We work with small and medium sized businesses loans from $10,000 to $300,000 in industry categories that have been traditionally underserved by the banks. When we first started, Canadians were not used to alternative lending and finance. But, as we have developed our platform and consumers have gotten more comfortable, they have embraced it more and more. They specifically appreciate the speed, that is, being able to get financing within three to five days and the convenience of uploading bank statements online.

“We work with small and medium sized businesses loans from $10,000 to $300,000 in industry categories that have been traditionally underserved by the banks.”

Over the course of the years, we began accumulating a lot of data to differentiate between good and bad loans. Then we began introducing things like machine learning and artificial intelligence to make even better predictive decisions with large amounts of data. So for us, AI and machine learning are core to our business and platform. The faster we can make decisions and get capital into the hands of merchants, the better it is for them and us.
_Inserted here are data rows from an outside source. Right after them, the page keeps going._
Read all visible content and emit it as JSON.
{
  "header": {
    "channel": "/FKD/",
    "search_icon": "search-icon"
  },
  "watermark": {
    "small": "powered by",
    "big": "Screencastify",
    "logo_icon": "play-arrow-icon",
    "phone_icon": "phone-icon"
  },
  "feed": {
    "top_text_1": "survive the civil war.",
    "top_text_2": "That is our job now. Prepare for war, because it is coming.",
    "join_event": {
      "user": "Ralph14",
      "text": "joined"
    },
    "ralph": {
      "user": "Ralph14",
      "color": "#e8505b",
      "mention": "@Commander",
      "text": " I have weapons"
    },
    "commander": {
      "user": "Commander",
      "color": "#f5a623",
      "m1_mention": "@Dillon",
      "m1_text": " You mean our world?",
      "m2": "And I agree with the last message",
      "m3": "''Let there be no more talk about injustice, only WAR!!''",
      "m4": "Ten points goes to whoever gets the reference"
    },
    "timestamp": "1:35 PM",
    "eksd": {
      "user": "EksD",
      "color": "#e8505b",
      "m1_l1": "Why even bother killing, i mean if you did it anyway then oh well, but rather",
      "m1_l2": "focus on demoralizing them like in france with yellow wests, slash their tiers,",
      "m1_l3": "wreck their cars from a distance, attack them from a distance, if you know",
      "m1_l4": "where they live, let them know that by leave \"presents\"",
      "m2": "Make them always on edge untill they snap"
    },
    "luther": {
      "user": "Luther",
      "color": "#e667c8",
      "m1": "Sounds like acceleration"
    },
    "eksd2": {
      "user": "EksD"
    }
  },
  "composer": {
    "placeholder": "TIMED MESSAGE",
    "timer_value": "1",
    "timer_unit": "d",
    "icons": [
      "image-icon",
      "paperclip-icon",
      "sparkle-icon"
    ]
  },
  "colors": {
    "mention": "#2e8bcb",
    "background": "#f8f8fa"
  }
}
Technology is at the core of what we do. We have three elements of technology in our platform. The first is the front-end application for businesses to apply for a loan and input the data that we need. The second is our risk algorithm for which we get data from numerous sources in order to make decisions. We get bank data feeds directly from the banks and put them into our algorithm, which gives each loan an Evolocity score. On the backend, our loan management systems digitally handle the entire life cycle of a loan. All of those things are continuously being developed and we do quite a bit of R&D to augment all three areas of our platform. We need to tap into different solution providers or clusters because we do not have all the expertise, particularly in AI. So we are trying to work with universities to bring in talent and work with clusters to help guide our future algorithms, which are going to be much more AI-focused as we move forward.


What have been your biggest challenges as a FinTech start-up in Canada?

The biggest challenge was accessing capital. We were either too small for certain players at a certain point, or too big for others. The Canadian banks originally would not lend to lenders, but they eventually got more comfortable with us. However, we had to go to New York to get financing at a certain point because it just was not available in Canada. Having to go to New York to get financing for a Canadian FinTech start-up was eye opening and again, not having a track record in the early days made it a lot more challenging. Once we obtained financing from a hedge fund in New York, we were able to scale the business. Secondarily, we needed to make sure we found, retained and motivated good talent, which is still a challenge.

“We had to go to New York to get financing at a certain point because it just was not available in Canada. Having to go to New York to get financing for a Canadian FinTech start-up was eye opening.”


How do you envision Canada’s future economy, including, but not limited to, FinTech?

I think we are going to see accelerated disruption of the elements that are currently being disrupted. I think the financial services industry will continue to evolve in terms of the disruption we are seeing today. This includes banks shrinking their retail footprint and increasing the digital aspects of their operations.

If we look at the transportation sector 20 or 30 years from now, I can only see a much more disrupted, sophisticated transportation grid that is based on electric energy, so I think the real transformation in transportation is coming and is just beginning now.

“The financial services industry will continue to evolve in terms of the disruption we are seeing today. This includes banks shrinking their retail footprint and increasing the digital aspects of their operations.”

One of Canada’s strengths will be some of the societal conveniences that mobile apps are driving. For example, we are seeing the convenience of ordering meals to your home with a push in an app. I think that will continue to spread to all aspects of society with increasing convenience. We may get a little bit lazier and I think convenience is going to be at the heart of disruption 20 years from now – you are going to be able to push a button for almost anything.